──────── Task material ────────

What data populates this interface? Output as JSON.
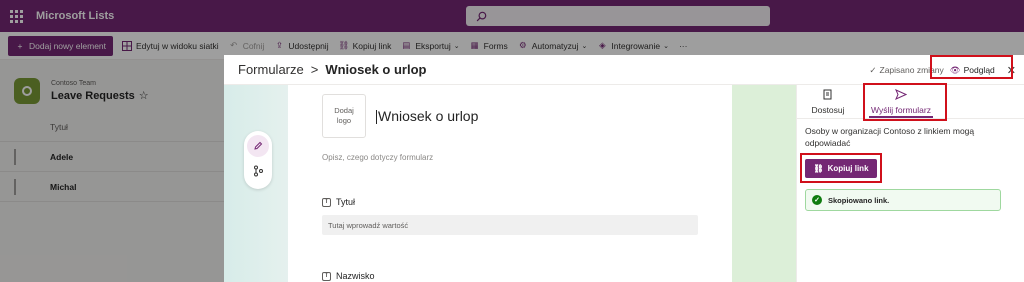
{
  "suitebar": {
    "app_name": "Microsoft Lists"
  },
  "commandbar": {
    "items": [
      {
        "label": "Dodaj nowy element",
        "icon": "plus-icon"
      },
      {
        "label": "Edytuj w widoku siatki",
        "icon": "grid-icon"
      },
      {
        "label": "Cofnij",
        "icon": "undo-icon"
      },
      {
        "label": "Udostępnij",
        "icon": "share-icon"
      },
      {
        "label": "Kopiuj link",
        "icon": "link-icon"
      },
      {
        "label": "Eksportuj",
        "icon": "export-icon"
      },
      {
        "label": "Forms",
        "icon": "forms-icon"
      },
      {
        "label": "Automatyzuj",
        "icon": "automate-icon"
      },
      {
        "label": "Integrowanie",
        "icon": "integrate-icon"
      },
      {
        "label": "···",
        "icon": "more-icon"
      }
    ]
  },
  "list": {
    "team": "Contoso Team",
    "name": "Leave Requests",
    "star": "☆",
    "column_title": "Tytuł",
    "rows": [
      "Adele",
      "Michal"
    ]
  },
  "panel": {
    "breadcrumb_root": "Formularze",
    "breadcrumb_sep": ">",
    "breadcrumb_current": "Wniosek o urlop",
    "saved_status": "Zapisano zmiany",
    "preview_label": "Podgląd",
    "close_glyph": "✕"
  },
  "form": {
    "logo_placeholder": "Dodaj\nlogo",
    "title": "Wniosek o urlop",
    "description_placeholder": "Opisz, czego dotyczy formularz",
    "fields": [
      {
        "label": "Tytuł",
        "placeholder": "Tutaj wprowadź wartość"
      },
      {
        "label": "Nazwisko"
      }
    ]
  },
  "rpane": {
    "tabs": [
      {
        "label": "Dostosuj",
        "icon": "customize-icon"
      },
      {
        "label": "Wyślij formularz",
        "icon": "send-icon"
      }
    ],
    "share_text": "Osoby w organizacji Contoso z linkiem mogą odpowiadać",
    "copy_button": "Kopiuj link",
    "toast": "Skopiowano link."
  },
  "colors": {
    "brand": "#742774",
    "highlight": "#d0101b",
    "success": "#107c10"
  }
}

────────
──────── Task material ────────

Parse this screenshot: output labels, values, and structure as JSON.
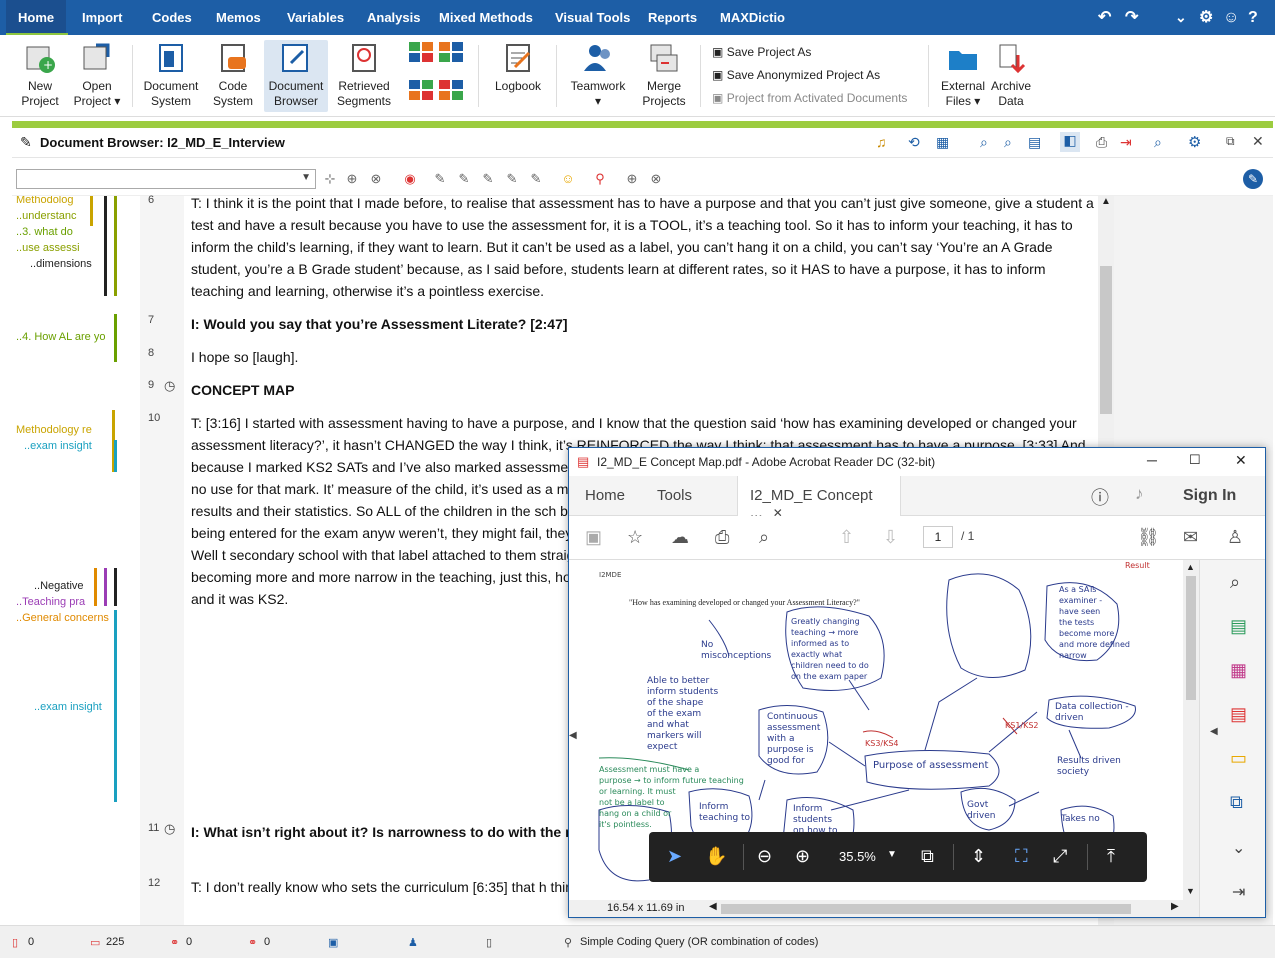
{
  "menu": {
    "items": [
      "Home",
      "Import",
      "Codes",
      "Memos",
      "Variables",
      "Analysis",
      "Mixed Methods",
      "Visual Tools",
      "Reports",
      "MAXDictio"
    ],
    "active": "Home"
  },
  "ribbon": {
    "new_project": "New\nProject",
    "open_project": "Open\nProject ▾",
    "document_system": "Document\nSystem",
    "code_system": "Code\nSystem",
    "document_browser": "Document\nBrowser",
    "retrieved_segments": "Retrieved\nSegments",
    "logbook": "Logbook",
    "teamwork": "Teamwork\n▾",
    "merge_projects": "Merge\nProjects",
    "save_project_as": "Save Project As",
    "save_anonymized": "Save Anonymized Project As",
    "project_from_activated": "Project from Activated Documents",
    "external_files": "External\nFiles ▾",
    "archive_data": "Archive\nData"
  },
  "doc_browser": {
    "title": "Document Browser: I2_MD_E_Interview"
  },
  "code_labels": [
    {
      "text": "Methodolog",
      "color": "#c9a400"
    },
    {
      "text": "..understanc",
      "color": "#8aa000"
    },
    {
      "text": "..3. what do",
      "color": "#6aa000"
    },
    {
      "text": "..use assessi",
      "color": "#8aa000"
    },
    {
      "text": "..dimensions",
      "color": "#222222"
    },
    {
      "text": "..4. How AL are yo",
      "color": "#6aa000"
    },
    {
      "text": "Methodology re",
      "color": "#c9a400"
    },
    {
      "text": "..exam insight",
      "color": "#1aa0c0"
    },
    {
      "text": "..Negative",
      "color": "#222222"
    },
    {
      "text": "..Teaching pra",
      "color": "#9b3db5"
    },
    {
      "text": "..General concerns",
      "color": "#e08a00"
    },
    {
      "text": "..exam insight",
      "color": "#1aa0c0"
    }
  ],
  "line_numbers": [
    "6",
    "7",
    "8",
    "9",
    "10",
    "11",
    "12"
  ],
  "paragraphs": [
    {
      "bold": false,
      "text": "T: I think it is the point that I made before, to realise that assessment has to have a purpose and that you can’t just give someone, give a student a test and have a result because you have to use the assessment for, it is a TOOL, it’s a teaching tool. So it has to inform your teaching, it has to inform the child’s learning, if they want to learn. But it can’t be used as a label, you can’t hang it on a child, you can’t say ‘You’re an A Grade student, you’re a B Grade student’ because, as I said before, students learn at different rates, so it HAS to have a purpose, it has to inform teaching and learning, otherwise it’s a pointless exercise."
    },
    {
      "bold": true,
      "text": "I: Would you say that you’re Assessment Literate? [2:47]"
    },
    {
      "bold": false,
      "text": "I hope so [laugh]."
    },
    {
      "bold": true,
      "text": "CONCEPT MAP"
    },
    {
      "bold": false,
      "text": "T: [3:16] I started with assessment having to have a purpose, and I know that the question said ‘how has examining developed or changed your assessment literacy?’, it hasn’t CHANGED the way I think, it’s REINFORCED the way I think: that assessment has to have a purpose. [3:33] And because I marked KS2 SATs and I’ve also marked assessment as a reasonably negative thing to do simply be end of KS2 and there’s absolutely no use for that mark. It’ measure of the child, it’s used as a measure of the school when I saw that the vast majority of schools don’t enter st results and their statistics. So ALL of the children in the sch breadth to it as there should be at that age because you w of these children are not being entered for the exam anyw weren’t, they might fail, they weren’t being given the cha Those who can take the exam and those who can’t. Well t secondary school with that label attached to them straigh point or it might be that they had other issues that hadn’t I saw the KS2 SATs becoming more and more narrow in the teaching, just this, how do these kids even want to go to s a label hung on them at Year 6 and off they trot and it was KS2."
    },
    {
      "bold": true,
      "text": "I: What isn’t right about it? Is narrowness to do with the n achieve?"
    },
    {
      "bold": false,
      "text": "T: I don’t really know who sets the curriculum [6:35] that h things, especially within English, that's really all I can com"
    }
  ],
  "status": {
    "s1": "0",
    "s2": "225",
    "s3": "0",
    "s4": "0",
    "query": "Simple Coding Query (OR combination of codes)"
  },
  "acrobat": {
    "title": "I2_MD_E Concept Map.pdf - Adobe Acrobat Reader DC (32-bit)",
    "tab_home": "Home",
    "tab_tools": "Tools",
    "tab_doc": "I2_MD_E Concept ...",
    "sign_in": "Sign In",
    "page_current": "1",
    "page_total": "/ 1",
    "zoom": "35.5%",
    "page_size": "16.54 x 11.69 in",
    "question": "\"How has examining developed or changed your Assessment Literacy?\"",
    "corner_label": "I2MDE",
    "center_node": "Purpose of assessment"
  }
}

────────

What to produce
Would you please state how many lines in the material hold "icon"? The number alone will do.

Solution
12